Work order
Copy out the listing that follows, exact in every word, and skip the images.

Data records

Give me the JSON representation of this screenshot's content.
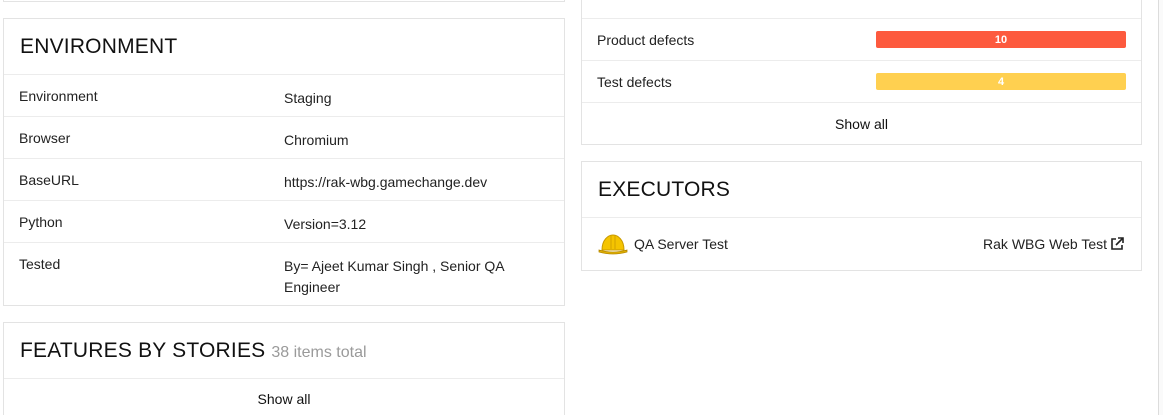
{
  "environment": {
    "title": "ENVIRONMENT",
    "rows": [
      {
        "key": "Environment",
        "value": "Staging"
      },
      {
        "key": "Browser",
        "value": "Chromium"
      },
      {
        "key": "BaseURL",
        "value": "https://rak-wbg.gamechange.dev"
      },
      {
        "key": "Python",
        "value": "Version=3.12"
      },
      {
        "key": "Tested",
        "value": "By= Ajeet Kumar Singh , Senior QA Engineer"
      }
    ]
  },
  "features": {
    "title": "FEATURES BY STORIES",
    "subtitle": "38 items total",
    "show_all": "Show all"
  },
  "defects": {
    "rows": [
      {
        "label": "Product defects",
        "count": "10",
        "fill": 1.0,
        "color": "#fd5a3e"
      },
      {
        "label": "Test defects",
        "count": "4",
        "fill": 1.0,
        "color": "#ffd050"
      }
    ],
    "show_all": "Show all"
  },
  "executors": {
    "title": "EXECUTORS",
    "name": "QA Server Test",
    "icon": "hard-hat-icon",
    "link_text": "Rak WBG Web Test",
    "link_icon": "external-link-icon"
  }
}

Reply
Give me the JSON representation of this screenshot's content.
{
  "environment": {
    "title": "ENVIRONMENT",
    "rows": [
      {
        "key": "Environment",
        "value": "Staging"
      },
      {
        "key": "Browser",
        "value": "Chromium"
      },
      {
        "key": "BaseURL",
        "value": "https://rak-wbg.gamechange.dev"
      },
      {
        "key": "Python",
        "value": "Version=3.12"
      },
      {
        "key": "Tested",
        "value": "By= Ajeet Kumar Singh , Senior QA Engineer"
      }
    ]
  },
  "features": {
    "title": "FEATURES BY STORIES",
    "subtitle": "38 items total",
    "show_all": "Show all"
  },
  "defects": {
    "rows": [
      {
        "label": "Product defects",
        "count": "10",
        "fill": 1.0,
        "color": "#fd5a3e"
      },
      {
        "label": "Test defects",
        "count": "4",
        "fill": 1.0,
        "color": "#ffd050"
      }
    ],
    "show_all": "Show all"
  },
  "executors": {
    "title": "EXECUTORS",
    "name": "QA Server Test",
    "icon": "hard-hat-icon",
    "link_text": "Rak WBG Web Test",
    "link_icon": "external-link-icon"
  }
}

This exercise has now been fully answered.